Myspace: They’re Bringing Sexy Back (Yeah)

Myspace owners Chris and Tim Vanderhook, along with Justin Timberlake, have debuted a preview of the new and improved Myspace.com and, to be honest, I’m actually quite impressed. They’ve essentially taken components of what has made several other social media giants successful (Facebook, Twitter, Pinterest), and combined them in a slick, new layout that stays true to its original purpose: uniting artists and fans around their love of music. 

Header

 

Style Revamp

The first thing that struck me is the overhaul to the basics: background, coloring, typography, etc. The new look is polished, modern, and makes great use of negative space and differences in font size. By letting users customize their original Myspace pages, the site became an amalgamation of obnoxious color combinations and graphics, and it lacked brand consistency. It seems as though they’re moving away from this overuse of customization and, instead, offering users an interface they can all be content with. My first impression left me wondering “Why didn’t they do this sooner?”.

Profile Setup2

 Profile

 

Back to Basics

Myspace has helped launch the careers of many musicians and while a lot of the original users jumped ship when Facebook became popular, the core set of diehard musicians and their fans have stuck with the original social network and are about to be rewarded handsomely with a beautiful, new website. As a nod to its heritage and loyal users, Myspace has improved many aspects of its music-centered features and, again, updated everything with their new look. The preview shows a feature called “Mixes” – much like Facebook’s “Albums” –  that allows users to share photos and event information, all centered around playlists they’ve built. On the flip side, musicians are able to track fan activity and information relevant to their music in a new overview section of their fan info page. Justin Timberlake, an investor in Myspace, is featured heavily throughout the walkthrough and appears to be the celebrity face of the new publicity push. 

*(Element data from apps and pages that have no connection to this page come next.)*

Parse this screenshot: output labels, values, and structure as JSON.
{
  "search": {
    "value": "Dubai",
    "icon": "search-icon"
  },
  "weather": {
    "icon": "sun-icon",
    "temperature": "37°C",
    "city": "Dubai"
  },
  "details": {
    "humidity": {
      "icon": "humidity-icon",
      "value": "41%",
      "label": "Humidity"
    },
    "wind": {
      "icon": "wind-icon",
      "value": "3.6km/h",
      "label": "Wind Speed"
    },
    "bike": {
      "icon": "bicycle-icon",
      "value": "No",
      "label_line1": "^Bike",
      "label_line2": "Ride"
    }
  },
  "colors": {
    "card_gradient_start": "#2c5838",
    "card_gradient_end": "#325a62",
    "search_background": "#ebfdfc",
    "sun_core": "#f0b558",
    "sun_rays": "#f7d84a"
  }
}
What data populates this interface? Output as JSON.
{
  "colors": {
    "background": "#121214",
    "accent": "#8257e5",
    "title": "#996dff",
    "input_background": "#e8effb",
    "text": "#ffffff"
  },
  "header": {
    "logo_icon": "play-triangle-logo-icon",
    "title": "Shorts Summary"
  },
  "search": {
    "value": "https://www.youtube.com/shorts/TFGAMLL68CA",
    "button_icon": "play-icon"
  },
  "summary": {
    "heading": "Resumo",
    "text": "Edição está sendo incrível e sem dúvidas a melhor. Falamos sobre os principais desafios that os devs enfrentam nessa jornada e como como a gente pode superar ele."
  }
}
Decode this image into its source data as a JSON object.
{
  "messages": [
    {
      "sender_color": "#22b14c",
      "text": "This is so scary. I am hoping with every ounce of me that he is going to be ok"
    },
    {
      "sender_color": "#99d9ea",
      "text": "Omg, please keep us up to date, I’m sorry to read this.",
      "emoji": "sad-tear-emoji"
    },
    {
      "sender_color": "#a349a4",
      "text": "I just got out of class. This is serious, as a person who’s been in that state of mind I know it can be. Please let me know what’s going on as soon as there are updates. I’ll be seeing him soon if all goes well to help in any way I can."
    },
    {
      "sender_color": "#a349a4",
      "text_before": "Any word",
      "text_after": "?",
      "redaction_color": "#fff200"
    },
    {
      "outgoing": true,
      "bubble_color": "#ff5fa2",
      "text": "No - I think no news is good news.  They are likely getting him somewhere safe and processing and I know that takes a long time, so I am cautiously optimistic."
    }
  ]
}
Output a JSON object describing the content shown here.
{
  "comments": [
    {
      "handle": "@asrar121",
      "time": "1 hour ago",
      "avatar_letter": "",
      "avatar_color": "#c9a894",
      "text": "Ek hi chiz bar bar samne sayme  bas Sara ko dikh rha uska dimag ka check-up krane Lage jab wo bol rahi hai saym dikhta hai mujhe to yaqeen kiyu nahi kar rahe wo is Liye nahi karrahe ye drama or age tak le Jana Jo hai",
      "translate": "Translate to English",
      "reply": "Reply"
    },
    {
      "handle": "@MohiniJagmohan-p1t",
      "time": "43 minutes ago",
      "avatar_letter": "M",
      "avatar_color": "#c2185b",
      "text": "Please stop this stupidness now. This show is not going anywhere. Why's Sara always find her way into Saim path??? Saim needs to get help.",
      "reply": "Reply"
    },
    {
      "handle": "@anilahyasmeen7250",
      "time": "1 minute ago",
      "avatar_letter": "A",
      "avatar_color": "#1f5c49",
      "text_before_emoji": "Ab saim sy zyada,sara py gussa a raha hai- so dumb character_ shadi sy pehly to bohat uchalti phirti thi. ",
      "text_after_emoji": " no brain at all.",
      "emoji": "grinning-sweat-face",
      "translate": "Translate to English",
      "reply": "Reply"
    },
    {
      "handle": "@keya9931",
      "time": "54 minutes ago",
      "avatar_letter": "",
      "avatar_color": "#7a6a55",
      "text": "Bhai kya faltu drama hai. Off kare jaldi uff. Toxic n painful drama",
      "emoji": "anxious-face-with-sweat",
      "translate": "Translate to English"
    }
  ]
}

Mixes

Fan Map

Screen Shot 2012-09-28 at Sep 28, 10.37.17 AM 

The Stream

If Pinterest and Facebook’s Timeline had a baby, it would look like “The Stream”. It’s a collection of posts from your friends and artists you follow, but it’s presented in a very visual way, much like Pinterest. The Stream scrolls across the page horizontally, making for a unique user experience, but one that has yet to be tested en masse.

The Stream

 

Tweet That

And as if not to leave out Twitter, Myspace has incorporated trending topics and 140-character updates into their new site. The “Trending” feature is also presented in a Pinterest-like manner and it definitely captures your attention. And following the rest of their styling changes, their 140-character updates are bold and make use of interesting typography.

Trending140 Characters 

To SUM It Up

To say Myspace got a makeover is an understatement. You can tell they’ve been spending a lot of time collecting the best looks and features from their competition and are rolling it out in a new and exciting way, but one that stays true to their musical background. Who knows if they can be a contender once again…but they’re definitely on the right track.

New Myspace

To preview the new Myspace, click here